● **Record extracts**:
----------------
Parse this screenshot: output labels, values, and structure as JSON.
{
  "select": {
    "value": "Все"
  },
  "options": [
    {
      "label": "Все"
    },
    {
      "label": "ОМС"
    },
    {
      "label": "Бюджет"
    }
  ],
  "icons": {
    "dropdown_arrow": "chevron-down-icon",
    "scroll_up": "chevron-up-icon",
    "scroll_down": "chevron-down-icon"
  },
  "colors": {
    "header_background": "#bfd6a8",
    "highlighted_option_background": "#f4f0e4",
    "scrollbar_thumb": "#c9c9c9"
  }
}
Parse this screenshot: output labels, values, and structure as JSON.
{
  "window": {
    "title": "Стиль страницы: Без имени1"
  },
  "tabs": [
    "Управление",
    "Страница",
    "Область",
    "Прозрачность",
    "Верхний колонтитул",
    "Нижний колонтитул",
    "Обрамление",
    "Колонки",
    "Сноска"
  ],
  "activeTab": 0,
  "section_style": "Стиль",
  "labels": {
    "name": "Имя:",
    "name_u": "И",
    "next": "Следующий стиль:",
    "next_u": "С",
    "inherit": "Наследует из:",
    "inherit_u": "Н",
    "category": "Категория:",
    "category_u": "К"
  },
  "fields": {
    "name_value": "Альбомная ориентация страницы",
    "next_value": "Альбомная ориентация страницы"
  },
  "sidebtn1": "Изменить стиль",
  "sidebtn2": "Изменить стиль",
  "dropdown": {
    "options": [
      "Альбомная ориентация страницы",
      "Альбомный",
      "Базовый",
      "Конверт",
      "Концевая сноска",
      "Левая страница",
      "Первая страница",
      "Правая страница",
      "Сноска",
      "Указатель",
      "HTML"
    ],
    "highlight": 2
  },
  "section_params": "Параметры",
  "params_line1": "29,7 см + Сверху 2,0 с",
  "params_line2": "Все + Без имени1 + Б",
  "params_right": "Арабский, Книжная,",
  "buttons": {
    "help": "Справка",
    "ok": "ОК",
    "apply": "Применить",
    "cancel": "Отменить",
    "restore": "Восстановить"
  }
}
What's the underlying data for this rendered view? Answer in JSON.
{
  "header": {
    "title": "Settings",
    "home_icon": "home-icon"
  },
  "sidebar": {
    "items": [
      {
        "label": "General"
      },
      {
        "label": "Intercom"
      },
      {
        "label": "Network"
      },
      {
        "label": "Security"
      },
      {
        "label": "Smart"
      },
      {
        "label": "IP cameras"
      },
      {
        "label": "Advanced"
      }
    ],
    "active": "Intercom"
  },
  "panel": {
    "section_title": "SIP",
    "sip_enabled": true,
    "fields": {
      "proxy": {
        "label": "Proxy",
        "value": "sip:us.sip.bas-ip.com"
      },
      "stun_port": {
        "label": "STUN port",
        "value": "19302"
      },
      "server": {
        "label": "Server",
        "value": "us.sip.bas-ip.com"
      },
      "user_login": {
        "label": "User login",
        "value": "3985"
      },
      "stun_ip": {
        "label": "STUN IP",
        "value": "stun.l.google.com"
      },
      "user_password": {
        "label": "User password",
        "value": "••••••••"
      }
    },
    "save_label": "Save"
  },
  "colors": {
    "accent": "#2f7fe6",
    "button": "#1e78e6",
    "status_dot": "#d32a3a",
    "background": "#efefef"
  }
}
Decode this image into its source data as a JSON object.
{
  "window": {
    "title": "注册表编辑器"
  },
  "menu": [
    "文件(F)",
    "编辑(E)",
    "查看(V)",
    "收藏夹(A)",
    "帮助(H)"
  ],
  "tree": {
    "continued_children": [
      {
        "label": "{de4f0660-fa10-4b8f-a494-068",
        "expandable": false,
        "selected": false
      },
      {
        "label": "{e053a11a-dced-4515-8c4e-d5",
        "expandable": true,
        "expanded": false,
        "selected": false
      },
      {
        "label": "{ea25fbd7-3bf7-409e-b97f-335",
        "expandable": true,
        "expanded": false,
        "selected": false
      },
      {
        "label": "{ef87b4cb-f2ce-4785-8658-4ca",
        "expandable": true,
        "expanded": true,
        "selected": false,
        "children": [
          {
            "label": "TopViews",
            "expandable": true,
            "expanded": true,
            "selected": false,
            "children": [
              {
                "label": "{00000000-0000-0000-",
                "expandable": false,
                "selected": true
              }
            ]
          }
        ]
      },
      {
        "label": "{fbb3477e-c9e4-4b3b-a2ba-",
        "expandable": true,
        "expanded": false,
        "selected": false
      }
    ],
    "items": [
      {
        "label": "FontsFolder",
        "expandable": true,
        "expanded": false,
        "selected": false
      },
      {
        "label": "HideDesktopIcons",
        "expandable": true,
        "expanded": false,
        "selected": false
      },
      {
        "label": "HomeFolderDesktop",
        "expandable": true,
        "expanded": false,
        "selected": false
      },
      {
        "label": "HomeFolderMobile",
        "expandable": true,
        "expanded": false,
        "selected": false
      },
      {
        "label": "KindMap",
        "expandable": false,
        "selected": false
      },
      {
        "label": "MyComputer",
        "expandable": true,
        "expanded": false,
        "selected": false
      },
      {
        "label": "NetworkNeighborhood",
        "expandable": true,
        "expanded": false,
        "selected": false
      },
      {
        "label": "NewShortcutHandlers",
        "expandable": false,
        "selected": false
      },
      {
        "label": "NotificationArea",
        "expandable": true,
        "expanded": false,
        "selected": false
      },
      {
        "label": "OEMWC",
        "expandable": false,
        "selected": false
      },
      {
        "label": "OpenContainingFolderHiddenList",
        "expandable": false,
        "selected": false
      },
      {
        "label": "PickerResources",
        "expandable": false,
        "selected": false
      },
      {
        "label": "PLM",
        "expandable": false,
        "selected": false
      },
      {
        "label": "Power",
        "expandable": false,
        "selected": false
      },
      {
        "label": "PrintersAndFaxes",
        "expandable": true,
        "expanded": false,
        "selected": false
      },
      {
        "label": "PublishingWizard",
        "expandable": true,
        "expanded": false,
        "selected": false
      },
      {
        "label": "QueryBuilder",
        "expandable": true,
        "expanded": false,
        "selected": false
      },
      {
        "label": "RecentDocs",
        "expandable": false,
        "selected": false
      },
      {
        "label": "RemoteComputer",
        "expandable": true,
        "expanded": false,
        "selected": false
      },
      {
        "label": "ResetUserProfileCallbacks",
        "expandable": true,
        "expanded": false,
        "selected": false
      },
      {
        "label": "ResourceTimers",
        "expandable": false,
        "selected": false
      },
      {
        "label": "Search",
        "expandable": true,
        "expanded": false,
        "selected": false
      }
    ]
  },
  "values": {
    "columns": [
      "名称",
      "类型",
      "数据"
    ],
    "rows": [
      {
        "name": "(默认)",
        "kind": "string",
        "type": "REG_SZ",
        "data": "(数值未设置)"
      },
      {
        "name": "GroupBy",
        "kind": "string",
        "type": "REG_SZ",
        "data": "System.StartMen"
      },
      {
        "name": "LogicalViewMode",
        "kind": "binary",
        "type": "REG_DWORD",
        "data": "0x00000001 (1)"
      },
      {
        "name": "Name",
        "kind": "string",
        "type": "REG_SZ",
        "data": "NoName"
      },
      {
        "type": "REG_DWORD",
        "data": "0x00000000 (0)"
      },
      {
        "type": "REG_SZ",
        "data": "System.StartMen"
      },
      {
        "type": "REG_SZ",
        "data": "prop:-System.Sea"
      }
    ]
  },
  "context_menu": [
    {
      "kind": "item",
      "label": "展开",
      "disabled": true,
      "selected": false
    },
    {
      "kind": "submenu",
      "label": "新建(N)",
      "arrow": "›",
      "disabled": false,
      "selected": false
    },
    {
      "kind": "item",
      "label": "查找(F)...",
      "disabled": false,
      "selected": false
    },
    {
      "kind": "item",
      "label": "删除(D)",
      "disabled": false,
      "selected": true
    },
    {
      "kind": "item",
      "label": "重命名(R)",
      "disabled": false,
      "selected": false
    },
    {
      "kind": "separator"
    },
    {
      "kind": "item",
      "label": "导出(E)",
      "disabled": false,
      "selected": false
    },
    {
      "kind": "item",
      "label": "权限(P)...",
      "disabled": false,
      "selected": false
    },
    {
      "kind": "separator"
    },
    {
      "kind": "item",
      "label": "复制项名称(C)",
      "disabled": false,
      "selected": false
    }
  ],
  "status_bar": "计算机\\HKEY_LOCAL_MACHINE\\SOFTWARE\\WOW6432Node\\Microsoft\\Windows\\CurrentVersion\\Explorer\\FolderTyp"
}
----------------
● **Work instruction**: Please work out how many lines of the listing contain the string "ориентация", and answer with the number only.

● **Result below**: 3